Despite lawsuit, tribe still has slot machines
By BRAD GOLDSTEIN
© St. Petersburg Times, published July 29, 1998
s state and tribal leaders discuss allowing casino gambling on Indian land, U.S. Attorney Charles Wilson is continuing his efforts to pull the plug on hundreds of video slot machines now operating at the Seminoles' bingo halls.
While the slow pace has frustrated state officials, Wilson could find his actions undercut by the very administration that selected him to be a federal prosecutor. U.S. Secretary of Interior Bruce Babbitt is expected to release new regulations later this year that Babbitt hopes will overrule the state and give the Seminoles full casinos.
"We are aggressively trying to enjoin the tribe from having machines at their facilities," said Monte Richardson, executive assistant U.S. Attorney in Wilson's office. "We believe they are Class III devices and we are awaiting a ruling from the judge."
Slot machines, black jack, dice and roulette, for instance, are all considered Class III or Las Vegas-style games. Under federal Indian gambling laws, tribes must first receive state permission before offering Class III gambling.
Assistant Attorney General John Glogau said he thinks federal officials should be taking criminal rather than civil action against the Seminoles.
"We think it's illegal," said Glogau. "We think it's Class III gaming. . . . We have always taken the position that we want the federal government to enforce the law."
Glogau was particularly upset early this year when the Seminoles defied Wilson's authority and added more slot machines to the Tampa bingo hall.
The Seminoles show no signs of backing down. They have recently teamed with New Jersey casino owner Donald Trump to lobby state officials for full-scale casino gambling.
The tribe has proposed giving the state as much as 45 percent of its gambling profits in exchange for the right to operate casinos on Seminole reservations.
Wilson, who is the U.S. Attorney for the middle district of Florida, claimed the Seminoles violated the Indian Gaming Regulatory Act by offering Class III-style games without a state approved gambling compact.
In the past, the Seminoles have claimed the machines did not violate the law because they produced a ticket instead of a cash jackpot. But an FBI expert provided testimony to the contrary. That gave Wilson's office the evidence he needed to file suit.

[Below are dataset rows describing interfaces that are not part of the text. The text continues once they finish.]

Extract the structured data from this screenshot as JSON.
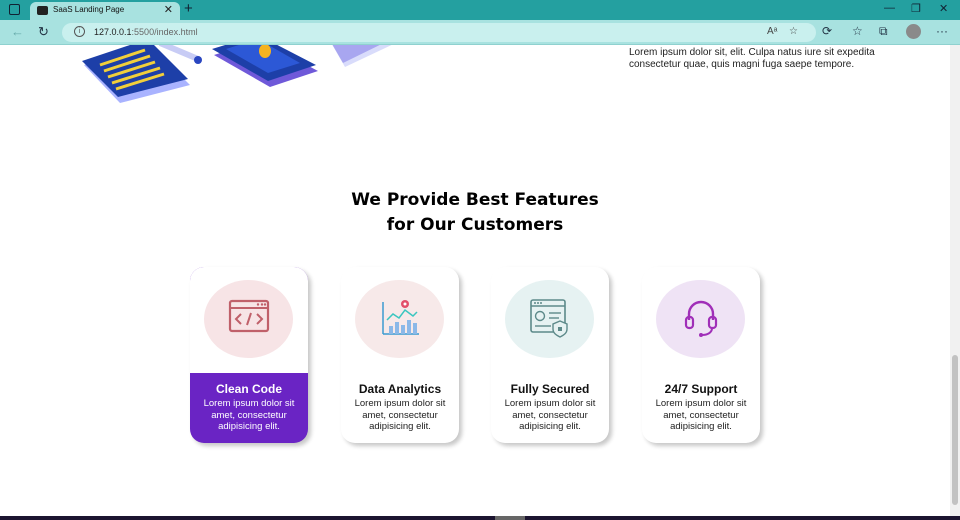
{
  "browser": {
    "tab_title": "SaaS Landing Page",
    "tab_close": "✕",
    "new_tab": "+",
    "url_host": "127.0.0.1",
    "url_path": ":5500/index.html",
    "read_aloud": "Aᵃ",
    "minimize": "—",
    "restore": "❐",
    "close": "✕",
    "more": "···"
  },
  "hero": {
    "text": "Lorem ipsum dolor sit, elit. Culpa natus iure sit expedita consectetur quae, quis magni fuga saepe tempore."
  },
  "features": {
    "heading_line1": "We Provide Best Features",
    "heading_line2": "for Our Customers",
    "cards": [
      {
        "title": "Clean Code",
        "desc": "Lorem ipsum dolor sit amet, consectetur adipisicing elit.",
        "circle_color": "#f7e4e6",
        "active": true
      },
      {
        "title": "Data Analytics",
        "desc": "Lorem ipsum dolor sit amet, consectetur adipisicing elit.",
        "circle_color": "#f7e9e9",
        "active": false
      },
      {
        "title": "Fully Secured",
        "desc": "Lorem ipsum dolor sit amet, consectetur adipisicing elit.",
        "circle_color": "#e6f2f2",
        "active": false
      },
      {
        "title": "24/7 Support",
        "desc": "Lorem ipsum dolor sit amet, consectetur adipisicing elit.",
        "circle_color": "#efe3f5",
        "active": false
      }
    ]
  },
  "colors": {
    "accent": "#6a24c4",
    "browser_frame": "#24a0a0"
  }
}
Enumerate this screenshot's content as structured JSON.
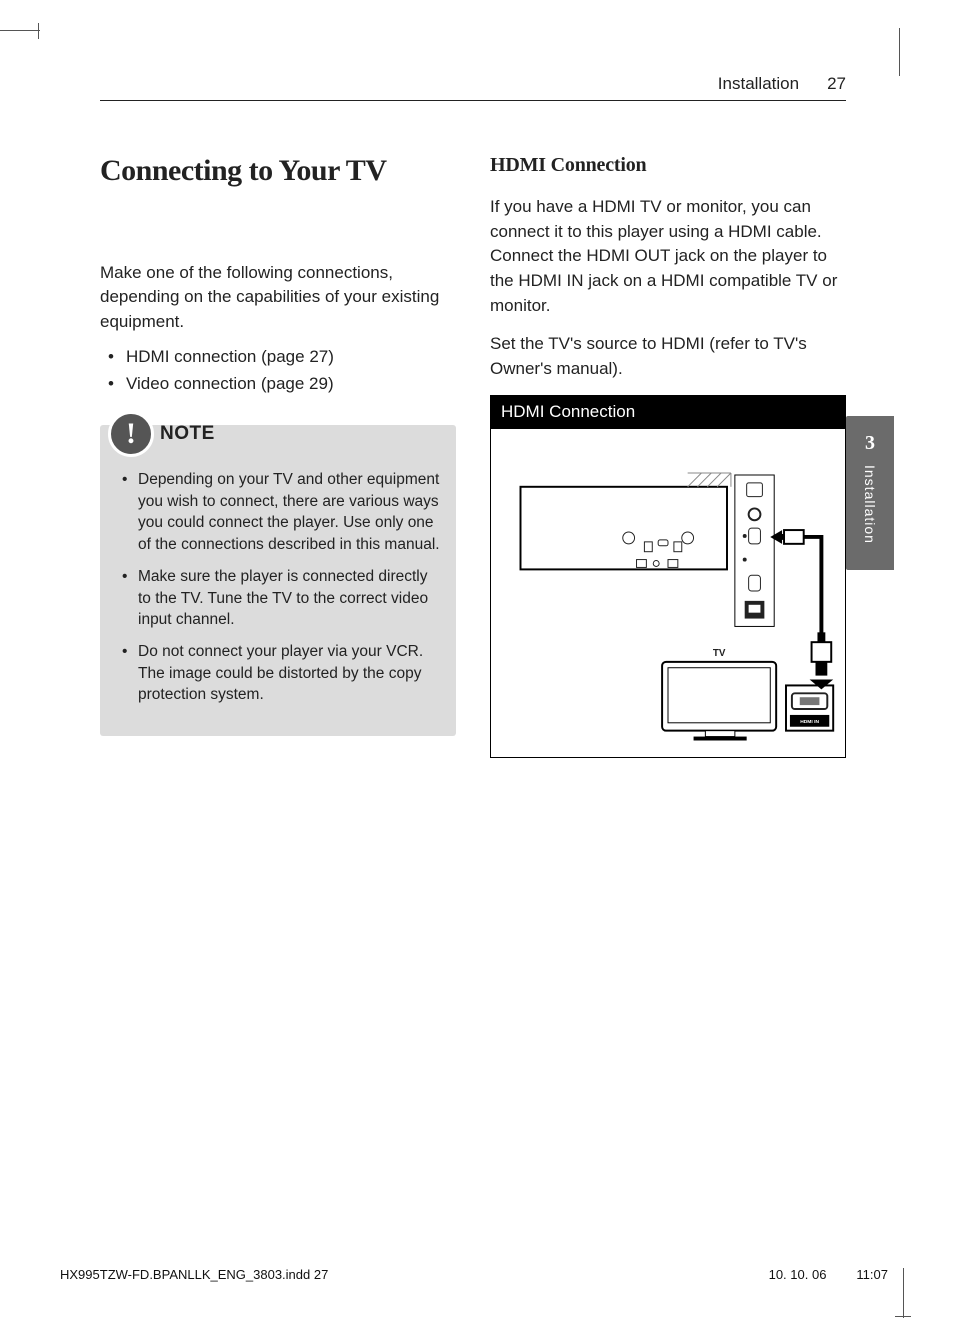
{
  "header": {
    "section": "Installation",
    "page_number": "27"
  },
  "left": {
    "title": "Connecting to Your TV",
    "intro": "Make one of the following connections, depending on the capabilities of your existing equipment.",
    "bullets": [
      "HDMI connection (page 27)",
      "Video connection (page 29)"
    ],
    "note_label": "NOTE",
    "note_items": [
      "Depending on your TV and other equipment you wish to connect, there are various ways you could connect the player. Use only one of the connections described in this manual.",
      "Make sure the player is connected directly to the TV. Tune the TV to the correct video input channel.",
      "Do not connect your player via your VCR. The image could be distorted by the copy protection system."
    ]
  },
  "right": {
    "subheading": "HDMI Connection",
    "para1": "If you have a HDMI TV or monitor, you can connect it to this player using a HDMI cable. Connect the HDMI OUT jack on the player to the HDMI IN jack on a HDMI compatible TV or monitor.",
    "para2": "Set the TV's source to HDMI (refer to TV's Owner's manual).",
    "diagram_title": "HDMI Connection",
    "diagram_tv_label": "TV",
    "diagram_hdmi_in": "HDMI IN"
  },
  "side_tab": {
    "number": "3",
    "label": "Installation"
  },
  "footer": {
    "file": "HX995TZW-FD.BPANLLK_ENG_3803.indd   27",
    "date": "10. 10. 06",
    "time": "11:07"
  }
}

Seminole lawyer Bruce Rogow is seeking to have Wilson's case thrown out of court. Last March, he cited a federal appellate decision from Washington that he thinks mirrors the Seminole matter.
According to his motion, the 9th U.S. Circuit Court of Appeals dismissed a federal injunction brought against the Spokane Tribe of Washington because the state refused to negotiate a gambling agreement in good faith. Federal authorities wanted the Spokane Tribe to stop offering Class III-style games without a compact.
Wilson's office has yet to respond to the motion.
State officials think the Washington case does not apply in Florida.
"We take the position that we are willing and able to negotiate
in good faith," said Glogau. "We may come to some agreement or
we may not."